In this March 15, 2019, photo, families hoping to seek asylum in the United States wait on the bridge connecting Reynosa, Mexico, to Hidalgo, Texas.
In this March 15, 2019, photo, families hoping to seek asylum in the United States wait on the bridge connecting Reynosa, Mexico, to Hidalgo, Texas.

A U.S. judge on Monday issued an injunction halting the Trump administration's policy of sending some asylum-seekers back across the southern border to wait out their cases in Mexico.

The ruling is slated to take effect on Friday, according to the order by U.S. District Judge Richard Seeborg in San Francisco. The injunction will apply nationwide.

The ruling removes at least temporarily a controversial Trump administration strategy aimed at slowing a flood of immigrants, mostly from Central America, that swelled last month to the highest level in a decade.

FILE - In this March 14, 2019, photo, Jose Fermin
FILE - Jose Fermin Gonzalez Cruz holds his son, William Josue Gonzales Garcia, 2, as they wait with other families who crossed the border near McAllen, Texas, for Border Patrol agents to check names and documents, March 14, 2019.

Because of limits on how long children are legally allowed to be held in detention, many of the families are released to await U.S. immigration court hearings, a process that can take years because of ballooning backlogs. In response, the Trump administration in January started sending some migrants to wait out their U.S. court dates in Mexican border cities.

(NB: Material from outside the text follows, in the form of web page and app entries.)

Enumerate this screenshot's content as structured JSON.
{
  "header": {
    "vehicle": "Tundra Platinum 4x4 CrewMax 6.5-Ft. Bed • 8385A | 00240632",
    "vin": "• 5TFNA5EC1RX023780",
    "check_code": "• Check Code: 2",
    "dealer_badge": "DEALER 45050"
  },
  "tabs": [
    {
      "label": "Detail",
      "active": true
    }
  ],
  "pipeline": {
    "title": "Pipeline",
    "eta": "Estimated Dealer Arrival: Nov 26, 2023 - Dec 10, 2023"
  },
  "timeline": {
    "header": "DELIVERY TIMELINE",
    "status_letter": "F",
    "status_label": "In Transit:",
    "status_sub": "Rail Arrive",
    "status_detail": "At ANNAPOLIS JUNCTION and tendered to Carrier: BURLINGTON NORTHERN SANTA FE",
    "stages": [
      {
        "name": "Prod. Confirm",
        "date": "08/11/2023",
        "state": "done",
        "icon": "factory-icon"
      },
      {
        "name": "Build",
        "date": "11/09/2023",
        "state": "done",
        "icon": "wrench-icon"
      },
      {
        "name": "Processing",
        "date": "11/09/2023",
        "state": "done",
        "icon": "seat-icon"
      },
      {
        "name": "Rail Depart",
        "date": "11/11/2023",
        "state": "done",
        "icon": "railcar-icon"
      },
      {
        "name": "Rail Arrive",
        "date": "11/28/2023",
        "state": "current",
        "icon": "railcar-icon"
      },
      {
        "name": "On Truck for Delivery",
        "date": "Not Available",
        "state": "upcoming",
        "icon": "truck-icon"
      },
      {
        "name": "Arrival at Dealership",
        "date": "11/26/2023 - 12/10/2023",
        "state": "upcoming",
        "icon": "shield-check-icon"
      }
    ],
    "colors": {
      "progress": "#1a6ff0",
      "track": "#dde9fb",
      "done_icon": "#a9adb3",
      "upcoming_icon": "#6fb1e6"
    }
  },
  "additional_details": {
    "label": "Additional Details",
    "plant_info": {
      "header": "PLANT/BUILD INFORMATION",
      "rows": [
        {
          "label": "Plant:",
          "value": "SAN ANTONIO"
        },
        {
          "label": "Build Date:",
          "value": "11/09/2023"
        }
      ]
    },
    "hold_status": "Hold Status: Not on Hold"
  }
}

The Department of Homeland Security said last week that it planned to expand the program.

A U.S. Department of Justice spokesman did not immediately respond to a request for comment.